TASK DESCRIPTION: Once the pictures are set aside, repeat all of the data below exactly.

=-=-=

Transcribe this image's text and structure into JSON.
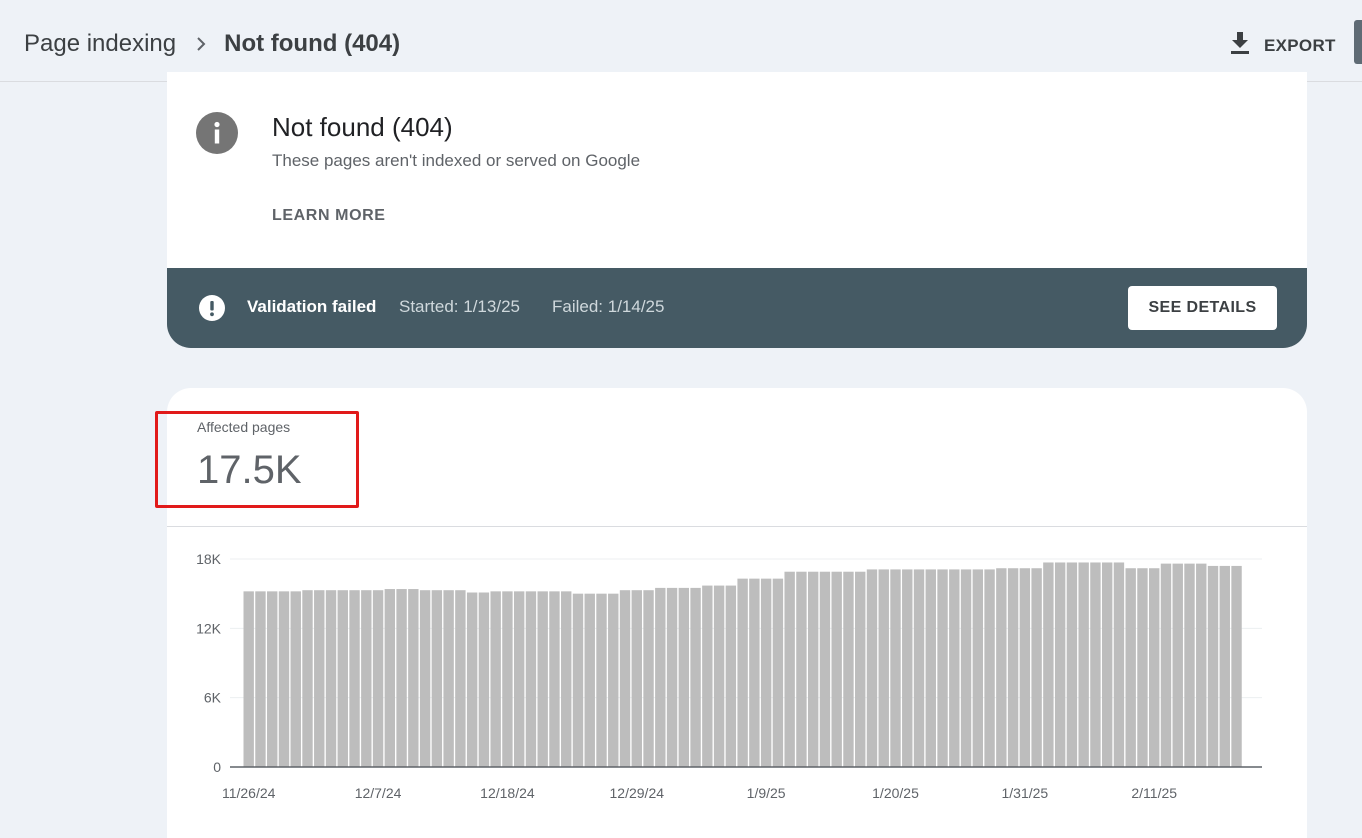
{
  "header": {
    "breadcrumb_parent": "Page indexing",
    "breadcrumb_current": "Not found (404)",
    "export_label": "EXPORT",
    "separator_icon": "chevron-right-icon",
    "export_icon": "download-icon"
  },
  "info_card": {
    "icon": "info-icon",
    "title": "Not found (404)",
    "description": "These pages aren't indexed or served on Google",
    "learn_more": "LEARN MORE"
  },
  "validation": {
    "icon": "alert-icon",
    "status": "Validation failed",
    "started": "Started: 1/13/25",
    "failed": "Failed: 1/14/25",
    "button": "SEE DETAILS"
  },
  "metric": {
    "label": "Affected pages",
    "value": "17.5K"
  },
  "colors": {
    "bar": "#bdbdbd",
    "validation_bg": "#455a64",
    "highlight": "#e11a1a",
    "page_bg": "#eef2f7"
  },
  "chart_data": {
    "type": "bar",
    "series": [
      {
        "values": [
          15200,
          15200,
          15200,
          15200,
          15200,
          15300,
          15300,
          15300,
          15300,
          15300,
          15300,
          15300,
          15400,
          15400,
          15400,
          15300,
          15300,
          15300,
          15300,
          15100,
          15100,
          15200,
          15200,
          15200,
          15200,
          15200,
          15200,
          15200,
          15000,
          15000,
          15000,
          15000,
          15300,
          15300,
          15300,
          15500,
          15500,
          15500,
          15500,
          15700,
          15700,
          15700,
          16300,
          16300,
          16300,
          16300,
          16900,
          16900,
          16900,
          16900,
          16900,
          16900,
          16900,
          17100,
          17100,
          17100,
          17100,
          17100,
          17100,
          17100,
          17100,
          17100,
          17100,
          17100,
          17200,
          17200,
          17200,
          17200,
          17700,
          17700,
          17700,
          17700,
          17700,
          17700,
          17700,
          17200,
          17200,
          17200,
          17600,
          17600,
          17600,
          17600,
          17400,
          17400,
          17400
        ]
      }
    ],
    "x_tick_labels": [
      "11/26/24",
      "12/7/24",
      "12/18/24",
      "12/29/24",
      "1/9/25",
      "1/20/25",
      "1/31/25",
      "2/11/25"
    ],
    "x_tick_indices": [
      0,
      11,
      22,
      33,
      44,
      55,
      66,
      77
    ],
    "y_tick_labels": [
      "0",
      "6K",
      "12K",
      "18K"
    ],
    "y_ticks": [
      0,
      6000,
      12000,
      18000
    ],
    "ylim": [
      0,
      18000
    ],
    "grid": true,
    "xlabel": "",
    "ylabel": ""
  }
}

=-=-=

OUTPUT OF THE EXERCISE:
Transcribe this image's text and structure into JSON.
{
  "header": {
    "breadcrumb_parent": "Page indexing",
    "breadcrumb_current": "Not found (404)",
    "export_label": "EXPORT",
    "separator_icon": "chevron-right-icon",
    "export_icon": "download-icon"
  },
  "info_card": {
    "icon": "info-icon",
    "title": "Not found (404)",
    "description": "These pages aren't indexed or served on Google",
    "learn_more": "LEARN MORE"
  },
  "validation": {
    "icon": "alert-icon",
    "status": "Validation failed",
    "started": "Started: 1/13/25",
    "failed": "Failed: 1/14/25",
    "button": "SEE DETAILS"
  },
  "metric": {
    "label": "Affected pages",
    "value": "17.5K"
  },
  "colors": {
    "bar": "#bdbdbd",
    "validation_bg": "#455a64",
    "highlight": "#e11a1a",
    "page_bg": "#eef2f7"
  },
  "chart_data": {
    "type": "bar",
    "series": [
      {
        "values": [
          15200,
          15200,
          15200,
          15200,
          15200,
          15300,
          15300,
          15300,
          15300,
          15300,
          15300,
          15300,
          15400,
          15400,
          15400,
          15300,
          15300,
          15300,
          15300,
          15100,
          15100,
          15200,
          15200,
          15200,
          15200,
          15200,
          15200,
          15200,
          15000,
          15000,
          15000,
          15000,
          15300,
          15300,
          15300,
          15500,
          15500,
          15500,
          15500,
          15700,
          15700,
          15700,
          16300,
          16300,
          16300,
          16300,
          16900,
          16900,
          16900,
          16900,
          16900,
          16900,
          16900,
          17100,
          17100,
          17100,
          17100,
          17100,
          17100,
          17100,
          17100,
          17100,
          17100,
          17100,
          17200,
          17200,
          17200,
          17200,
          17700,
          17700,
          17700,
          17700,
          17700,
          17700,
          17700,
          17200,
          17200,
          17200,
          17600,
          17600,
          17600,
          17600,
          17400,
          17400,
          17400
        ]
      }
    ],
    "x_tick_labels": [
      "11/26/24",
      "12/7/24",
      "12/18/24",
      "12/29/24",
      "1/9/25",
      "1/20/25",
      "1/31/25",
      "2/11/25"
    ],
    "x_tick_indices": [
      0,
      11,
      22,
      33,
      44,
      55,
      66,
      77
    ],
    "y_tick_labels": [
      "0",
      "6K",
      "12K",
      "18K"
    ],
    "y_ticks": [
      0,
      6000,
      12000,
      18000
    ],
    "ylim": [
      0,
      18000
    ],
    "grid": true,
    "xlabel": "",
    "ylabel": ""
  }
}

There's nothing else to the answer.